The Trump administration said Monday it plans to require drug makers to start disclosing its prices in television advertisements, a move that prompted immediate pushback from the pharmaceutical industry and raised questions about whether that would translate to lower drug costs for consumers.
The proposed new rule says anyone selling most drugs paid for by Medicare or Medicaid would have to divulge a "list price" in television ads using "legible text." That means the price would have to be printed on the screen big enough to read, and not just read quickly read by a fast-talking announcer.
Azar on Monday said the drug industry "remains resistant to providing real transparency" on pricing.
"Patients deserve to know what a given drug could cost when they’re being told about the benefits and risks it may have," Azar said in a speech Monday at a forum hosted by the National Academy of Medicine. "They deserve to know if the drug company has pushed their prices to abusive levels. And they deserve to know this every time they see a drug advertised to them on TV."
List price is typically considered the sticker price of a drug and doesn't take into account rebates or discounts. The Health and Human Services Department says the rule would apply to any company advertising on television for prescription drug and biological products paid for by Medicare or Medicaid with a list price greater than $35 for a month's supply or usual course of therapy. The agency says the 10 most commonly advertised drugs have list prices ranging from $535 to $11,000 per month or usual course of therapy.
The new rule isn't final. The proposal will be released for public comment, and those comments will be taken into consideration before a final rule is enforced.
The administration says this plan could affect almost every American. Patient costs are typically calculated using the list price, even if a person has insurance. And some 47 percent of Americans have high-deductible health plans, according to HHS, which require that a patient pay the list price until their insurance kicks in.
Senior officials at the Department Health and Human Services said they don't believe they would face challenges in court by drugmakers claiming the rule violates their First Amendment rights because there are other, similar requirements on advertisements. But it's likely that drug companies will use its deep pockets to fight back. Pharmaceutical companies contend that life-changing drugs typically require years of expensive research -- work that won't be done if there isn't adequate compensation.
Holly Campbell, a spokeswoman for the Pharmaceutical Research and Manufacturers of America, a trade association known as "PhRMA," said the group is still digesting the announcement but she suggested industry executives aren't happy.
"We think there is a better way to provide patients with medicine cost information," she said.
But whether the plan would prompt drug companies to lower prices remains to be seen. Officials said they would enforce the rule using both public shaming -- a list would be published of companies that defy the regulation -- and legal action.
Drug companies were clearly trying to fend off any government regulation.

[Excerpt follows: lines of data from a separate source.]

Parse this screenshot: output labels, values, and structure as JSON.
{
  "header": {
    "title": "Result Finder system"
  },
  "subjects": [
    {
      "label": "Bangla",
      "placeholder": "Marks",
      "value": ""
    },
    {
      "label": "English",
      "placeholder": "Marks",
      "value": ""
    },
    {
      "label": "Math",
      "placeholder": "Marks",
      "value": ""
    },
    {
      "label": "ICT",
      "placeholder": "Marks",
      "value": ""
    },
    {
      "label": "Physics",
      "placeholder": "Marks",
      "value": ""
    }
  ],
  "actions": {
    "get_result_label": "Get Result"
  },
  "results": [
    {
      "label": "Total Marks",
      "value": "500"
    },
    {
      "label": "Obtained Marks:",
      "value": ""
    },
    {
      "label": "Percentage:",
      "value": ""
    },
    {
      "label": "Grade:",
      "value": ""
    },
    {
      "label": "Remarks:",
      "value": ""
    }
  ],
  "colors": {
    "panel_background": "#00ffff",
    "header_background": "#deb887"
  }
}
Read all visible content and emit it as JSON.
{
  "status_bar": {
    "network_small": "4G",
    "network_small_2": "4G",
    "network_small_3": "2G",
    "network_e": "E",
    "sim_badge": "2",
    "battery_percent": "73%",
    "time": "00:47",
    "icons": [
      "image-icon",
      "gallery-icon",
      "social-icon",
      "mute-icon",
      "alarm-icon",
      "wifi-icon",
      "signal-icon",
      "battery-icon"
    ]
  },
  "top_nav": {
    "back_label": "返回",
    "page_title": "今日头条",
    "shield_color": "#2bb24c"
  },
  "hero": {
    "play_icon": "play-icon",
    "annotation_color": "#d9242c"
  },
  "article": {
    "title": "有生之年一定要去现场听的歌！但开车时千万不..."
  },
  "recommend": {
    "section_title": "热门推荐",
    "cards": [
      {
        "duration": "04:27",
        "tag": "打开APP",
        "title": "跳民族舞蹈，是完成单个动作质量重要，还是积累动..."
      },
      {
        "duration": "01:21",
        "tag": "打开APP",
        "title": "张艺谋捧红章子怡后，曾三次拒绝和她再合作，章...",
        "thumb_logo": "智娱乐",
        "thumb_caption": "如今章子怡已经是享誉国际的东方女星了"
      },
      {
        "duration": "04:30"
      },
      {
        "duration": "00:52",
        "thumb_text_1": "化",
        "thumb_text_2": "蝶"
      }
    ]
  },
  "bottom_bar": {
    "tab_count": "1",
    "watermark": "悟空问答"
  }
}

Shortly before Azar's announcement, PhRMA announced a plan in which companies would take to direct consumers to websites that would list drug prices.
Azar called the industry announcement "no coincidence" and said, "we appreciate their effort."

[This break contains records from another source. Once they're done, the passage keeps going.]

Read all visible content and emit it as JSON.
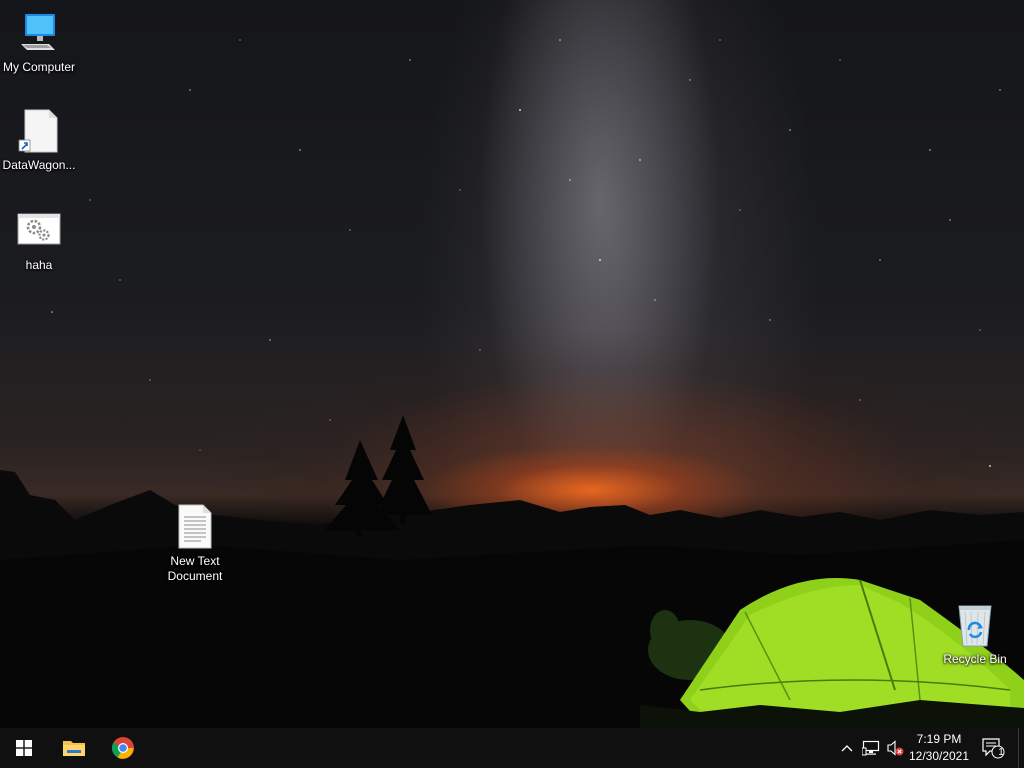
{
  "desktop": {
    "icons": [
      {
        "label": "My Computer",
        "icon": "computer-icon"
      },
      {
        "label": "DataWagon...",
        "icon": "file-shortcut-icon"
      },
      {
        "label": "haha",
        "icon": "settings-window-icon"
      },
      {
        "label": "New Text Document",
        "icon": "text-document-icon"
      },
      {
        "label": "Recycle Bin",
        "icon": "recycle-bin-icon"
      }
    ]
  },
  "taskbar": {
    "start_icon": "windows-logo-icon",
    "pinned": [
      {
        "name": "File Explorer",
        "icon": "folder-icon"
      },
      {
        "name": "Google Chrome",
        "icon": "chrome-icon"
      }
    ],
    "tray": {
      "icons": [
        "chevron-up-icon",
        "network-icon",
        "volume-muted-icon"
      ],
      "time": "7:19 PM",
      "date": "12/30/2021",
      "notification_count": "1"
    }
  },
  "colors": {
    "taskbar": "#101010",
    "tent": "#8fd11a",
    "horizon_glow": "#ff6a1e"
  }
}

"But placing information on a website is not the same as putting it right in an ad, and it’s taken them five months since the president’s blueprint (to address drug pricing) to start skating to where the puck is going," he said.